Where it is necessary that a risk be spread among a number of syndicates, for a rate to be agreed that is likely to prove acceptable to other subscribing underwriters the lead underwriter, or ‘leader’, must have the confidence of other underwriters. To know which leader to approach first is an important part of the Lloyd’s insurance brokers expertise, though it does not follow that the first underwriter approached will necessarily lead the slip. If high amounts are required to be insured, and a large number of syndicates have to be involved, there is less opportunity for competition. For smaller risks the broker may find a keener rate or better terms by shopping around. The lead underwriter is not necessarily the one who can write the biggest line, though normally he will write a substantial line.

A good insurance broker needs to be a good negotiator. Tenacity is required but not to such a point as will prevent conclusion of the business. The aim is to bring the discussion to such a successful conclusion that both the underwriter and the broker together with his client are reasonably satisfied that the best possible arrangements have been made. There are times when a Lloyd’s broker needs to obtain almost unfairly competitive terms. A co-operative underwriter may provide these, so long as there is a bulk of business which has been concluded at sensible rates.

After obtaining a lead (which may be for only a small percentage), the broker needs to complete the placement. It may be that the risk can be placed using only Lloyd’s underwriters for which a slip will suffice, but sometimes the size of the exposure may necessitate the use of insurance companies in London or even overseas.

A binding authority or a ‘cover’ provides the cover holder with authority to accept risks within the limits and terms set out on the slip. The broking operation here is to negotiate the binding authority, the limits and the terms agreed. No reference is required to the underwriters once the arrangement has been set up though the binding authority will need to be renewed annually.

Line slips, on the other hand, do not give full authority to the cover holder. If a risk is to be placed under a line slip, it is normal that the two or three lead underwriters have to be seen, and they have to accept the risk and its terms and conditions.
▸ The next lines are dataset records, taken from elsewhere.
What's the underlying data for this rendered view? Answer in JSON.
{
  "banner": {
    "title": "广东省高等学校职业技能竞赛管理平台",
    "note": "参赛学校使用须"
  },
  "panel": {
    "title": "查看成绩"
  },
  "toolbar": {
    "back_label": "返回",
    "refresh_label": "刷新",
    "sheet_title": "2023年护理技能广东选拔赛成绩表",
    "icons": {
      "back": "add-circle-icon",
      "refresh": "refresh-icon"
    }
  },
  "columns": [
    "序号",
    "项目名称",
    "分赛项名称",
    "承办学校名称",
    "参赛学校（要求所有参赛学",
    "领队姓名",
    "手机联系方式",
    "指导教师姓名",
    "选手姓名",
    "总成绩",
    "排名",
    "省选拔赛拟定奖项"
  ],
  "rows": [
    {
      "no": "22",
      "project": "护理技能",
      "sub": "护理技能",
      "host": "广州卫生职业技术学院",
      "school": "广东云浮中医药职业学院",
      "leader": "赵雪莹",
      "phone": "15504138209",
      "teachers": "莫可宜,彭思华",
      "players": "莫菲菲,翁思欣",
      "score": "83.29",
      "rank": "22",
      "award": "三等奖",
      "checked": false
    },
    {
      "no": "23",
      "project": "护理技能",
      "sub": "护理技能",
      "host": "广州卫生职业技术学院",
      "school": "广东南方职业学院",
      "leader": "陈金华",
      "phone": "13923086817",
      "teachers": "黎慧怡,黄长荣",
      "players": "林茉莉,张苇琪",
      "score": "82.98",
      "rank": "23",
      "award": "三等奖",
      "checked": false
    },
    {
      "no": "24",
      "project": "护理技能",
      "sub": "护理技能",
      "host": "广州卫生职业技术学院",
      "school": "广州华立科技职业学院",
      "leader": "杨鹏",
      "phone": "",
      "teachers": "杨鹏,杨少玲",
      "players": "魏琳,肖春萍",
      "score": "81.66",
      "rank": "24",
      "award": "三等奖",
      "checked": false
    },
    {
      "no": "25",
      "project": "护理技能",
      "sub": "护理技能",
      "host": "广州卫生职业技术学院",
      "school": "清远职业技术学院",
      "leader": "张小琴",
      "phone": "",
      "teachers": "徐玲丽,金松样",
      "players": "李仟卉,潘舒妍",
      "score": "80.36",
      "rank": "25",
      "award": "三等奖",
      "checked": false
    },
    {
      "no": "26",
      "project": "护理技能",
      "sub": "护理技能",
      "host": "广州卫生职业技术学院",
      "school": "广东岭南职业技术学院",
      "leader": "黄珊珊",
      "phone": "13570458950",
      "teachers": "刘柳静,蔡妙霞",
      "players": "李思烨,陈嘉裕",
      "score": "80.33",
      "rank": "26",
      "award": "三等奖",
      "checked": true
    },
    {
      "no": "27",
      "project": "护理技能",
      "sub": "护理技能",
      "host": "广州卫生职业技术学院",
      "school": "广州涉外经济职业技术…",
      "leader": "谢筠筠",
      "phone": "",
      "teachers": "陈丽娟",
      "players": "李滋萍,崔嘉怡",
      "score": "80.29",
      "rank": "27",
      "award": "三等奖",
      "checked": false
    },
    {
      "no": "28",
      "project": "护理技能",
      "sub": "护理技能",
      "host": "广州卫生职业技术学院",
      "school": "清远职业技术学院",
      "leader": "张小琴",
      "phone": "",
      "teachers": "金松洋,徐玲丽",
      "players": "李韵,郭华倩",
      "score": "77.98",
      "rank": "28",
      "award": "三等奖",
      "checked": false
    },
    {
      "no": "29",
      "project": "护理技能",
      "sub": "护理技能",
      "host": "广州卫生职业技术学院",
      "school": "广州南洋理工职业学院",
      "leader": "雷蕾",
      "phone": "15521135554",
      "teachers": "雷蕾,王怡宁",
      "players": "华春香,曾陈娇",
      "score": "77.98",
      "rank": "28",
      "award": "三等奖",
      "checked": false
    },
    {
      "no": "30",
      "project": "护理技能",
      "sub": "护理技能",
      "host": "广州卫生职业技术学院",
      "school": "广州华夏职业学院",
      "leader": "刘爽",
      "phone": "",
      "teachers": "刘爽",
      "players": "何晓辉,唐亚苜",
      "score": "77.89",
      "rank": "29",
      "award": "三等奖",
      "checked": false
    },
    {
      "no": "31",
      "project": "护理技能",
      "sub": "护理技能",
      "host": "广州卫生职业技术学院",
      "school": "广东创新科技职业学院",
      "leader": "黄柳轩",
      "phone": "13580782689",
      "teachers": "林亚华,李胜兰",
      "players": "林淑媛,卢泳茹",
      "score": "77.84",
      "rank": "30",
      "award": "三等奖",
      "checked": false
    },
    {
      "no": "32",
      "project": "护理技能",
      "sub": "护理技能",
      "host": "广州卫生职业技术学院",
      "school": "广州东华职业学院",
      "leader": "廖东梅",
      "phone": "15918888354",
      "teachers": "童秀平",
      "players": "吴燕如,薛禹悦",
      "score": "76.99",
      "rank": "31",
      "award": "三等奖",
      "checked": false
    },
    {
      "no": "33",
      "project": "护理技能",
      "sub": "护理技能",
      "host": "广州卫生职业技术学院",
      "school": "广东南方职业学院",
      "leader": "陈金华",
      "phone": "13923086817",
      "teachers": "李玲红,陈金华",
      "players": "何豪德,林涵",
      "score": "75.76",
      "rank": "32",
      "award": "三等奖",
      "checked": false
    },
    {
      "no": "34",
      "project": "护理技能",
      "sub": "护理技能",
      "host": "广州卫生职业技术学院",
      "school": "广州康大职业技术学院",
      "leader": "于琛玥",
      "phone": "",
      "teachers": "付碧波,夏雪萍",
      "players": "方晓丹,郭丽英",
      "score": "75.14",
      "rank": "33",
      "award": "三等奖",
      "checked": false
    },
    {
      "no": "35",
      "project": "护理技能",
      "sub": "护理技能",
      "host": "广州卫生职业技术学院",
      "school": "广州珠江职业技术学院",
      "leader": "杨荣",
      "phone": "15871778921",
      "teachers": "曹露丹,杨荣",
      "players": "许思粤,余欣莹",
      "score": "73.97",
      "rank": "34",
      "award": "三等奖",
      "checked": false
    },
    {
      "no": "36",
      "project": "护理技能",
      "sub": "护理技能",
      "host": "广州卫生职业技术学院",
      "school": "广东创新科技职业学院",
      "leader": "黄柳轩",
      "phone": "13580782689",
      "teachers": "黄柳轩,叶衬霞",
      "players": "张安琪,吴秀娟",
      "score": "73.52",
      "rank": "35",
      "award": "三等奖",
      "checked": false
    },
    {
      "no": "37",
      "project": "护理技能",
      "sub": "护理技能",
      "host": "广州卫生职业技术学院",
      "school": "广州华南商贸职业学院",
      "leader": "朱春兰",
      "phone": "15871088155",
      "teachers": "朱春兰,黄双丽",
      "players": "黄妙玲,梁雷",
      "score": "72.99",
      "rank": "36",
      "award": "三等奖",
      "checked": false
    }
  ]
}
The remaining underwriters, however, abide by their agreement under the line slip for their stated proportion.

Once an underwriter has signed the slip as accepting the risk from a given date, then the insurance is effective from that date. As soon as the placement is completed, the client will be advised and the slip and its document will go through the policy issuing and accounting process.

The Lloyd’s broker who has placed the risk may sometimes be required to negotiate with the underwriter regarding a claim. However, except for the very smallest broking companies, it is more usual for a special claims broker to be appointed whose sole responsibility is to deal with these items. If loss adjusters or other assessing and negotiating parties are employed by the underwriter, then it may be the broker’s duty to negotiate with them as well. In the event of a claim the slip will be very carefully scrutinized.

In the recent past slips would have to be sent to the Lloyd’s underwriting room itself, but today this would be totally impractical for Lloyd’s to transact insurance business in this manner. Many car insurance syndicates at Lloyd’s have overcome this problem by allowing insurance broker firms to pass slips directly to them. Some of these motor syndicates have actually set up offices in towns around the country and the local motor insurance brokers deal direct with these offices, passing the slips to them to complete the deal. This method now enables Lloyd’s syndicates to easily compete with the large insurance companies on a national scale.